(Directions): Copy out the data below. Leave nothing out and alter nothing.

(Data provided):
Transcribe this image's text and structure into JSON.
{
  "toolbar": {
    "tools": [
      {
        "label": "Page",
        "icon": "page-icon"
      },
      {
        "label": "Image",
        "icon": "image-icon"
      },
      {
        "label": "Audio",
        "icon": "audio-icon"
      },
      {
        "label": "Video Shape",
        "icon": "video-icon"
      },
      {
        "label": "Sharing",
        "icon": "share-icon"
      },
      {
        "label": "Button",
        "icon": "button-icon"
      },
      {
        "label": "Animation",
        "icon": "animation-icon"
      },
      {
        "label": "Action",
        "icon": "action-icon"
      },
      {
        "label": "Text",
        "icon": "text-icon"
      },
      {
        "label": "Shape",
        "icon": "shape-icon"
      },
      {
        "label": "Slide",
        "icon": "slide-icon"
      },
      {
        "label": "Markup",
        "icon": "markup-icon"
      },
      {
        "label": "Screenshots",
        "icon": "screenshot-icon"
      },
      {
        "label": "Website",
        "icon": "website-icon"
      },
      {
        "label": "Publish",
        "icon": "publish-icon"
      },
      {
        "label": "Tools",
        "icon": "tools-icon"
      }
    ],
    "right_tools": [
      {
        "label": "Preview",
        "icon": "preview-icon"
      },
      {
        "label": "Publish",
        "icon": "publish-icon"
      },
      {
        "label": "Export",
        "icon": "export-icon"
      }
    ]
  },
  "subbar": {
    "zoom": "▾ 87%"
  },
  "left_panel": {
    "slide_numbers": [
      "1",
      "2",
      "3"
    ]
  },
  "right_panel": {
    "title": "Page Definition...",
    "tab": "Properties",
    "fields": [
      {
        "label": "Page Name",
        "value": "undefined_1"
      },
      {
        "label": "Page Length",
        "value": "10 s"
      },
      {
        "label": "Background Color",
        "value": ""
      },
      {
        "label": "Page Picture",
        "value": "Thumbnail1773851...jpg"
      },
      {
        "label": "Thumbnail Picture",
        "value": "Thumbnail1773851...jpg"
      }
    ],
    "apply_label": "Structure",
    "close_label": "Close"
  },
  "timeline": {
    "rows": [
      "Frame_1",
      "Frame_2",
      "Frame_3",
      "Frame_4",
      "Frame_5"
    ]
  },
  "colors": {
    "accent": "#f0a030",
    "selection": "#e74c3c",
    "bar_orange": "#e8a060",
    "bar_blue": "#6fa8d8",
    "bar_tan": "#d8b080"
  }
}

(Task output):
Transcribe this image's text and structure into JSON.
{
  "toolbar": {
    "tools": [
      {
        "label": "Page",
        "icon": "page-icon"
      },
      {
        "label": "Image",
        "icon": "image-icon"
      },
      {
        "label": "Audio",
        "icon": "audio-icon"
      },
      {
        "label": "Video Shape",
        "icon": "video-icon"
      },
      {
        "label": "Sharing",
        "icon": "share-icon"
      },
      {
        "label": "Button",
        "icon": "button-icon"
      },
      {
        "label": "Animation",
        "icon": "animation-icon"
      },
      {
        "label": "Action",
        "icon": "action-icon"
      },
      {
        "label": "Text",
        "icon": "text-icon"
      },
      {
        "label": "Shape",
        "icon": "shape-icon"
      },
      {
        "label": "Slide",
        "icon": "slide-icon"
      },
      {
        "label": "Markup",
        "icon": "markup-icon"
      },
      {
        "label": "Screenshots",
        "icon": "screenshot-icon"
      },
      {
        "label": "Website",
        "icon": "website-icon"
      },
      {
        "label": "Publish",
        "icon": "publish-icon"
      },
      {
        "label": "Tools",
        "icon": "tools-icon"
      }
    ],
    "right_tools": [
      {
        "label": "Preview",
        "icon": "preview-icon"
      },
      {
        "label": "Publish",
        "icon": "publish-icon"
      },
      {
        "label": "Export",
        "icon": "export-icon"
      }
    ]
  },
  "subbar": {
    "zoom": "▾ 87%"
  },
  "left_panel": {
    "slide_numbers": [
      "1",
      "2",
      "3"
    ]
  },
  "right_panel": {
    "title": "Page Definition...",
    "tab": "Properties",
    "fields": [
      {
        "label": "Page Name",
        "value": "undefined_1"
      },
      {
        "label": "Page Length",
        "value": "10 s"
      },
      {
        "label": "Background Color",
        "value": ""
      },
      {
        "label": "Page Picture",
        "value": "Thumbnail1773851...jpg"
      },
      {
        "label": "Thumbnail Picture",
        "value": "Thumbnail1773851...jpg"
      }
    ],
    "apply_label": "Structure",
    "close_label": "Close"
  },
  "timeline": {
    "rows": [
      "Frame_1",
      "Frame_2",
      "Frame_3",
      "Frame_4",
      "Frame_5"
    ]
  },
  "colors": {
    "accent": "#f0a030",
    "selection": "#e74c3c",
    "bar_orange": "#e8a060",
    "bar_blue": "#6fa8d8",
    "bar_tan": "#d8b080"
  }
}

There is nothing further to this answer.